→ **TASK STATEMENT**: I need all of the entries printed exactly.

[Component data from apps and pages]
---------------

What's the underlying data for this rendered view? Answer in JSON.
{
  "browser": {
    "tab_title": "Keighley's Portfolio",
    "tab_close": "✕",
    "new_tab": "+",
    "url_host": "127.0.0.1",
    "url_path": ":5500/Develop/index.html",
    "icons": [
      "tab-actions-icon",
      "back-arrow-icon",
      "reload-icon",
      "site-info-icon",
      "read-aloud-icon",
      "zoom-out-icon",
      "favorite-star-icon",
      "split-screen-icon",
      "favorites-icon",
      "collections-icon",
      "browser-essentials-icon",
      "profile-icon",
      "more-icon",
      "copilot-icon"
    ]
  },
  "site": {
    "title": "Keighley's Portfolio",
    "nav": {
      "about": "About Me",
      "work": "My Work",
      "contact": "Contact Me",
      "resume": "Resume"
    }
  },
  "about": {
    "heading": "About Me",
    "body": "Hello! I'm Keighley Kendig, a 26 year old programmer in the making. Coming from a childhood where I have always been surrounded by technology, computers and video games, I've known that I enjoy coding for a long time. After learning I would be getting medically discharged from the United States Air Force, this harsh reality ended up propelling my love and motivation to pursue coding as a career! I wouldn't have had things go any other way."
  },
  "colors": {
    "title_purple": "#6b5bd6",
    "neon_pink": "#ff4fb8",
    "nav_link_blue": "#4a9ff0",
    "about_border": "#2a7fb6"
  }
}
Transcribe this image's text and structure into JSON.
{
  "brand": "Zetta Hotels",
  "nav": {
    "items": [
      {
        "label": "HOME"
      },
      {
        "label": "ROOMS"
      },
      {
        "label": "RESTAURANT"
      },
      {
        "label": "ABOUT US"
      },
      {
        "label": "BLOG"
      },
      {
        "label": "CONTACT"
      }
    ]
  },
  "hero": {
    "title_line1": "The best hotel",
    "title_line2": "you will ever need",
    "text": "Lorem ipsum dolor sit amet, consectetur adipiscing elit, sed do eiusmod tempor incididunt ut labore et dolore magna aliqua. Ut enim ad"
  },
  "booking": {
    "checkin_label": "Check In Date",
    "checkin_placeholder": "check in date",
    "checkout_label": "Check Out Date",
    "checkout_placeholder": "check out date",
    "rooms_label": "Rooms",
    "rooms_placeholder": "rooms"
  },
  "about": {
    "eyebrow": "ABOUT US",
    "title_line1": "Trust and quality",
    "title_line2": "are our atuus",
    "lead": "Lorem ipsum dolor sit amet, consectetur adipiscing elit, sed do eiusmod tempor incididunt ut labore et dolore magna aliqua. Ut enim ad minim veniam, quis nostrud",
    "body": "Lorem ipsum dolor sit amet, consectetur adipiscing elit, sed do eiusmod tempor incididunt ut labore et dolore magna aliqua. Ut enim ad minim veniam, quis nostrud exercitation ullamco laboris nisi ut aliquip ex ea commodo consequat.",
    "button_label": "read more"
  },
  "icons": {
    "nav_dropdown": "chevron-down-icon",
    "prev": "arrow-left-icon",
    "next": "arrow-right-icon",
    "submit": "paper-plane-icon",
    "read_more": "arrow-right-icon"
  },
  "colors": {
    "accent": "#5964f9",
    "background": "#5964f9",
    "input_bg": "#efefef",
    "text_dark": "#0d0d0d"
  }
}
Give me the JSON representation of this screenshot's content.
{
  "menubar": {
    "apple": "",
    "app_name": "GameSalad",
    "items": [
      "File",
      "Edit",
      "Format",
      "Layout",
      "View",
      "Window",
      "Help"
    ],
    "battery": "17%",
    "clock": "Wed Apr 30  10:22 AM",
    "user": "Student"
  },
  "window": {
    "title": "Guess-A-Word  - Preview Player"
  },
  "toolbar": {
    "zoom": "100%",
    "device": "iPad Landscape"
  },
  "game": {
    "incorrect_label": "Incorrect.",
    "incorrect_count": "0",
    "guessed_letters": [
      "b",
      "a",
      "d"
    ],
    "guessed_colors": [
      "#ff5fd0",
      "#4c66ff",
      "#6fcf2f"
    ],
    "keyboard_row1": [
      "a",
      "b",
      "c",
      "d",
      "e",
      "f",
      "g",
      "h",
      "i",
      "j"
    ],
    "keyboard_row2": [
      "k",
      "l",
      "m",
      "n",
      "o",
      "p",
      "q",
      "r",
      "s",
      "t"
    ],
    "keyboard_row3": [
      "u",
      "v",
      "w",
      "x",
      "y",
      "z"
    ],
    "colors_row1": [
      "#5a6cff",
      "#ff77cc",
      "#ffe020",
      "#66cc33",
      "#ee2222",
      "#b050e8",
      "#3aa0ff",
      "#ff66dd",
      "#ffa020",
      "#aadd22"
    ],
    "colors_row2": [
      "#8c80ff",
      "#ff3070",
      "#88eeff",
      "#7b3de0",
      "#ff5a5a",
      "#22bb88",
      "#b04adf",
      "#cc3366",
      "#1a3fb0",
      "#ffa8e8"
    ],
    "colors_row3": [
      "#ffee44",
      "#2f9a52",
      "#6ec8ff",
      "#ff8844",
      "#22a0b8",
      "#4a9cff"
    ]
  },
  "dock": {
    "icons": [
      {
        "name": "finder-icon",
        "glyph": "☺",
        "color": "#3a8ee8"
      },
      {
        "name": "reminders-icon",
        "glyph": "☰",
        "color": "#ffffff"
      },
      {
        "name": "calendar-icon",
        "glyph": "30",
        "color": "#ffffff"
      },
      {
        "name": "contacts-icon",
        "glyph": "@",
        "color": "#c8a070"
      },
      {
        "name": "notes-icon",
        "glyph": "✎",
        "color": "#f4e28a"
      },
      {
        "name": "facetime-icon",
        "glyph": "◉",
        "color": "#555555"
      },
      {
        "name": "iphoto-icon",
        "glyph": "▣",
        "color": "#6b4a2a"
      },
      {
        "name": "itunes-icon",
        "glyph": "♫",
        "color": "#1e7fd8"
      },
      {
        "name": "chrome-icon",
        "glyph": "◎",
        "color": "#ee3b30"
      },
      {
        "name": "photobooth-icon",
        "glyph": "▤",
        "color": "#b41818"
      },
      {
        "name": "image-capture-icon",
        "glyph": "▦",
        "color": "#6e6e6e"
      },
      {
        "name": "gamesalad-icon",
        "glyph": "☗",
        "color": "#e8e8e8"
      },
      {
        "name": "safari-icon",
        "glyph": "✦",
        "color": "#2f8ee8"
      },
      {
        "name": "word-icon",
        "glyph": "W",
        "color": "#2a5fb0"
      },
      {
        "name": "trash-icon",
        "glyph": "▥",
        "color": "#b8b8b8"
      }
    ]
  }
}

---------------

→ **RESPONSE BOX**:
What's the underlying data for this rendered view? Answer in JSON.
{
  "browser": {
    "tab_title": "Keighley's Portfolio",
    "tab_close": "✕",
    "new_tab": "+",
    "url_host": "127.0.0.1",
    "url_path": ":5500/Develop/index.html",
    "icons": [
      "tab-actions-icon",
      "back-arrow-icon",
      "reload-icon",
      "site-info-icon",
      "read-aloud-icon",
      "zoom-out-icon",
      "favorite-star-icon",
      "split-screen-icon",
      "favorites-icon",
      "collections-icon",
      "browser-essentials-icon",
      "profile-icon",
      "more-icon",
      "copilot-icon"
    ]
  },
  "site": {
    "title": "Keighley's Portfolio",
    "nav": {
      "about": "About Me",
      "work": "My Work",
      "contact": "Contact Me",
      "resume": "Resume"
    }
  },
  "about": {
    "heading": "About Me",
    "body": "Hello! I'm Keighley Kendig, a 26 year old programmer in the making. Coming from a childhood where I have always been surrounded by technology, computers and video games, I've known that I enjoy coding for a long time. After learning I would be getting medically discharged from the United States Air Force, this harsh reality ended up propelling my love and motivation to pursue coding as a career! I wouldn't have had things go any other way."
  },
  "colors": {
    "title_purple": "#6b5bd6",
    "neon_pink": "#ff4fb8",
    "nav_link_blue": "#4a9ff0",
    "about_border": "#2a7fb6"
  }
}
Transcribe this image's text and structure into JSON.
{
  "brand": "Zetta Hotels",
  "nav": {
    "items": [
      {
        "label": "HOME"
      },
      {
        "label": "ROOMS"
      },
      {
        "label": "RESTAURANT"
      },
      {
        "label": "ABOUT US"
      },
      {
        "label": "BLOG"
      },
      {
        "label": "CONTACT"
      }
    ]
  },
  "hero": {
    "title_line1": "The best hotel",
    "title_line2": "you will ever need",
    "text": "Lorem ipsum dolor sit amet, consectetur adipiscing elit, sed do eiusmod tempor incididunt ut labore et dolore magna aliqua. Ut enim ad"
  },
  "booking": {
    "checkin_label": "Check In Date",
    "checkin_placeholder": "check in date",
    "checkout_label": "Check Out Date",
    "checkout_placeholder": "check out date",
    "rooms_label": "Rooms",
    "rooms_placeholder": "rooms"
  },
  "about": {
    "eyebrow": "ABOUT US",
    "title_line1": "Trust and quality",
    "title_line2": "are our atuus",
    "lead": "Lorem ipsum dolor sit amet, consectetur adipiscing elit, sed do eiusmod tempor incididunt ut labore et dolore magna aliqua. Ut enim ad minim veniam, quis nostrud",
    "body": "Lorem ipsum dolor sit amet, consectetur adipiscing elit, sed do eiusmod tempor incididunt ut labore et dolore magna aliqua. Ut enim ad minim veniam, quis nostrud exercitation ullamco laboris nisi ut aliquip ex ea commodo consequat.",
    "button_label": "read more"
  },
  "icons": {
    "nav_dropdown": "chevron-down-icon",
    "prev": "arrow-left-icon",
    "next": "arrow-right-icon",
    "submit": "paper-plane-icon",
    "read_more": "arrow-right-icon"
  },
  "colors": {
    "accent": "#5964f9",
    "background": "#5964f9",
    "input_bg": "#efefef",
    "text_dark": "#0d0d0d"
  }
}
Give me the JSON representation of this screenshot's content.
{
  "menubar": {
    "apple": "",
    "app_name": "GameSalad",
    "items": [
      "File",
      "Edit",
      "Format",
      "Layout",
      "View",
      "Window",
      "Help"
    ],
    "battery": "17%",
    "clock": "Wed Apr 30  10:22 AM",
    "user": "Student"
  },
  "window": {
    "title": "Guess-A-Word  - Preview Player"
  },
  "toolbar": {
    "zoom": "100%",
    "device": "iPad Landscape"
  },
  "game": {
    "incorrect_label": "Incorrect.",
    "incorrect_count": "0",
    "guessed_letters": [
      "b",
      "a",
      "d"
    ],
    "guessed_colors": [
      "#ff5fd0",
      "#4c66ff",
      "#6fcf2f"
    ],
    "keyboard_row1": [
      "a",
      "b",
      "c",
      "d",
      "e",
      "f",
      "g",
      "h",
      "i",
      "j"
    ],
    "keyboard_row2": [
      "k",
      "l",
      "m",
      "n",
      "o",
      "p",
      "q",
      "r",
      "s",
      "t"
    ],
    "keyboard_row3": [
      "u",
      "v",
      "w",
      "x",
      "y",
      "z"
    ],
    "colors_row1": [
      "#5a6cff",
      "#ff77cc",
      "#ffe020",
      "#66cc33",
      "#ee2222",
      "#b050e8",
      "#3aa0ff",
      "#ff66dd",
      "#ffa020",
      "#aadd22"
    ],
    "colors_row2": [
      "#8c80ff",
      "#ff3070",
      "#88eeff",
      "#7b3de0",
      "#ff5a5a",
      "#22bb88",
      "#b04adf",
      "#cc3366",
      "#1a3fb0",
      "#ffa8e8"
    ],
    "colors_row3": [
      "#ffee44",
      "#2f9a52",
      "#6ec8ff",
      "#ff8844",
      "#22a0b8",
      "#4a9cff"
    ]
  },
  "dock": {
    "icons": [
      {
        "name": "finder-icon",
        "glyph": "☺",
        "color": "#3a8ee8"
      },
      {
        "name": "reminders-icon",
        "glyph": "☰",
        "color": "#ffffff"
      },
      {
        "name": "calendar-icon",
        "glyph": "30",
        "color": "#ffffff"
      },
      {
        "name": "contacts-icon",
        "glyph": "@",
        "color": "#c8a070"
      },
      {
        "name": "notes-icon",
        "glyph": "✎",
        "color": "#f4e28a"
      },
      {
        "name": "facetime-icon",
        "glyph": "◉",
        "color": "#555555"
      },
      {
        "name": "iphoto-icon",
        "glyph": "▣",
        "color": "#6b4a2a"
      },
      {
        "name": "itunes-icon",
        "glyph": "♫",
        "color": "#1e7fd8"
      },
      {
        "name": "chrome-icon",
        "glyph": "◎",
        "color": "#ee3b30"
      },
      {
        "name": "photobooth-icon",
        "glyph": "▤",
        "color": "#b41818"
      },
      {
        "name": "image-capture-icon",
        "glyph": "▦",
        "color": "#6e6e6e"
      },
      {
        "name": "gamesalad-icon",
        "glyph": "☗",
        "color": "#e8e8e8"
      },
      {
        "name": "safari-icon",
        "glyph": "✦",
        "color": "#2f8ee8"
      },
      {
        "name": "word-icon",
        "glyph": "W",
        "color": "#2a5fb0"
      },
      {
        "name": "trash-icon",
        "glyph": "▥",
        "color": "#b8b8b8"
      }
    ]
  }
}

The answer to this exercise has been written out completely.